* [Problem statement]
State, as one number, how many lines in these records hold "name".

* [Recorded data]
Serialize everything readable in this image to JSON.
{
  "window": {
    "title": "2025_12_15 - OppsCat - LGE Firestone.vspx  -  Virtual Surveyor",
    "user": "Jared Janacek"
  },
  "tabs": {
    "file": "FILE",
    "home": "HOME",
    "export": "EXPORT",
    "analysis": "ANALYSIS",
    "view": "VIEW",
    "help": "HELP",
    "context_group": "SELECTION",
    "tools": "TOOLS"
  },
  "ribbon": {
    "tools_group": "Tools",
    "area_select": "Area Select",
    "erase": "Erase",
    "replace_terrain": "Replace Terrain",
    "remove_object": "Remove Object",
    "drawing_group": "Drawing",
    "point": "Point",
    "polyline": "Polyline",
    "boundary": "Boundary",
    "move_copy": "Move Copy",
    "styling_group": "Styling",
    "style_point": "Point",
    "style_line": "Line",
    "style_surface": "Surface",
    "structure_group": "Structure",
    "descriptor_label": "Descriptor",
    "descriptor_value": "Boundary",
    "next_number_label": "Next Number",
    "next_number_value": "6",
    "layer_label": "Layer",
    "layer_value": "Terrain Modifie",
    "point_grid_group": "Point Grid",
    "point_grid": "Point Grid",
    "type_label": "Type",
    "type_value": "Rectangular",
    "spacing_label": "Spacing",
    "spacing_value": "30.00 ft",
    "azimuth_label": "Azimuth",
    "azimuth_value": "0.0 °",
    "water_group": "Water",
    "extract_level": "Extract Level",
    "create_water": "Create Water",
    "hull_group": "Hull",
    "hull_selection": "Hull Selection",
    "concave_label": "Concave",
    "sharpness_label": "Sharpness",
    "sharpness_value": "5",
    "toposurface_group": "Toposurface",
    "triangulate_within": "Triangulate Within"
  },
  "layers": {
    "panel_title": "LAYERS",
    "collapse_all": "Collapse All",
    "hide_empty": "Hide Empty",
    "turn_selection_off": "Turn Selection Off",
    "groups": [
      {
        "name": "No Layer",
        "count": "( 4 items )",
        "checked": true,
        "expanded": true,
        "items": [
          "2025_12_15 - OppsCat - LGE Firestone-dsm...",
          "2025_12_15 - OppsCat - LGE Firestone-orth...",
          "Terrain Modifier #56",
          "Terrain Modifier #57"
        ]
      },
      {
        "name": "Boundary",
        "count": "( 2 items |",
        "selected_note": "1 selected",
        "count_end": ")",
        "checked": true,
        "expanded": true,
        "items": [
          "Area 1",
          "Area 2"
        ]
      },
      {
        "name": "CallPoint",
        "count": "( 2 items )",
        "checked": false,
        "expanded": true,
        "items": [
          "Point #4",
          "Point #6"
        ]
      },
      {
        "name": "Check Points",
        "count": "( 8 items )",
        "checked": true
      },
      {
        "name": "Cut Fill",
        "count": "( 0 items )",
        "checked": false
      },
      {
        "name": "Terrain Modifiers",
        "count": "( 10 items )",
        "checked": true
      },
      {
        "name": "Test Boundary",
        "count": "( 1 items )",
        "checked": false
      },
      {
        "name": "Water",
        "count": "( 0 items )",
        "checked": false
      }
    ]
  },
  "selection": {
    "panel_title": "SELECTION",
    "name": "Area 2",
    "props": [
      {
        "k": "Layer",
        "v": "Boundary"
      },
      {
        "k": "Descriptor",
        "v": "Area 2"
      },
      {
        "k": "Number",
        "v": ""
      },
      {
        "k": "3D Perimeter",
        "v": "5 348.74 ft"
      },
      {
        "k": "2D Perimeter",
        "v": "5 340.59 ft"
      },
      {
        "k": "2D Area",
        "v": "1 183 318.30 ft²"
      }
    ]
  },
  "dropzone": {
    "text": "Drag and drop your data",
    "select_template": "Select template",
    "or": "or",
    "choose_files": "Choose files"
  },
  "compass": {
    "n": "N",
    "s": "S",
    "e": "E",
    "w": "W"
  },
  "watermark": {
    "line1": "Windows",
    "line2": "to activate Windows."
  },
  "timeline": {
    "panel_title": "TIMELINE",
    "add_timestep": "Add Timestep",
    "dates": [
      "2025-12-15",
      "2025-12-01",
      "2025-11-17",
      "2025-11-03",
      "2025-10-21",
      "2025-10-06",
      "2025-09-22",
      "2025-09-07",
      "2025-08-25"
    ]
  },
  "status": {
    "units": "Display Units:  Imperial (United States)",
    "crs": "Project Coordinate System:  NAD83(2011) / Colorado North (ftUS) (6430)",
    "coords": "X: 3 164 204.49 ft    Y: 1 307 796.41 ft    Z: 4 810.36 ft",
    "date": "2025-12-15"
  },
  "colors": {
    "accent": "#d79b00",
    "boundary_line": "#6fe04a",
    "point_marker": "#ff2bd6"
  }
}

* [Your response]
9